Earlier this month, I met with the Rapid City, Pierre, and Eastern Railroad (RCP&E), which covers 670 miles of track stretching from Minnesota to Wyoming and running straight through the middle of South Dakota.  Railroads like RCP&E along with the state government are making meaningful investments to help avoid the backlogs that occurred last year.  I’m optimistic it’s been enough to ensure our rails can run smoothly and on time this year, but as is true for our nation’s roads and bridges, continued investments are necessary.

With nearly every farmer, rancher, and consumer relying on a well-maintained rail infrastructure, investments here should be a national priority.  It’s one of the reasons why I’ve been supportive of offering tax incentives to those willing to devote financial resources to improving our railroads.

One such incentive is the Short Line Tax Credit, which helps smaller railroads.  If you are investing in our railroads, you are creating jobs; you are increasing the speed of commerce; you are making products more affordable for hardworking families across the country.  The federal government has a responsibility to make those investments easier and offering tax credits like this helps accomplish that.

I am proud to have co-sponsored legislation in the House to extend this credit through 2016 and because it has broad bipartisan support, I’m hopeful we can see it enacted soon.

I’ve also encouraged the U.S. Department of Transportation to use existing grants to make greater investments in South Dakota, as so many of our nation’s commodities are shipped out of our state.  Moving wheat, soybeans, and corn more efficiently in South Dakota will reap countless benefits for consumers throughout the entire country.  It’s worth the investment.

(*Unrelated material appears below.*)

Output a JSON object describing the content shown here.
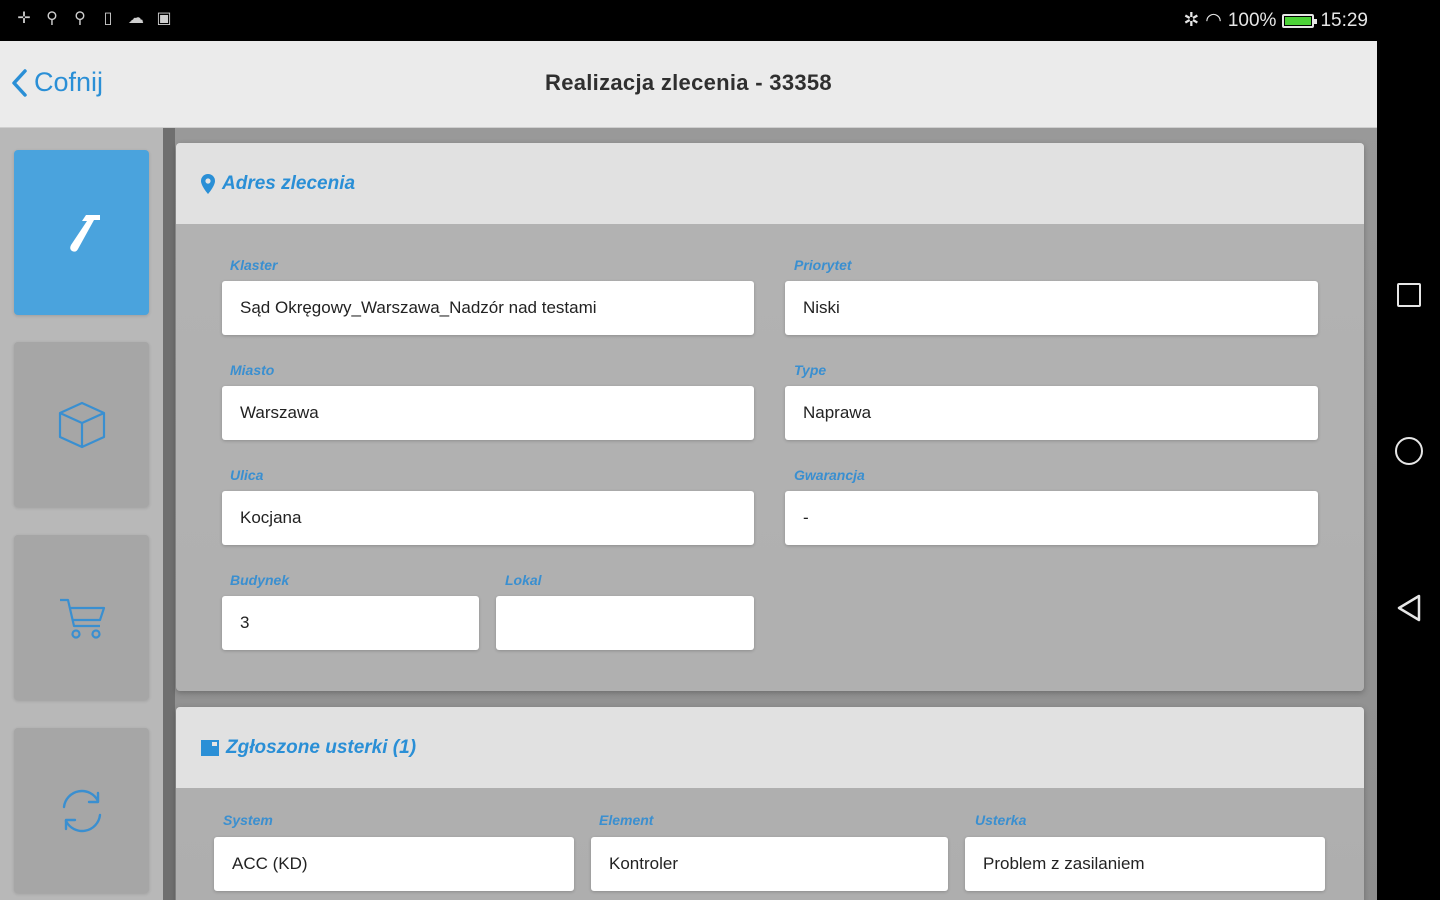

For more than a century, rail has connected our coasts and enabled American commerce to thrive.  Still today, it remains one of the most efficient and cost-effective ways to ship our goods, moving 40 percent of our nation’s intercity freight traffic and bringing one-third of U.S. exports to port.

Together with investments in roads and bridges, investments in our railroads help enable commerce to happen.  They are the building blocks of a healthy economy and a requirement for sustainable economic growth.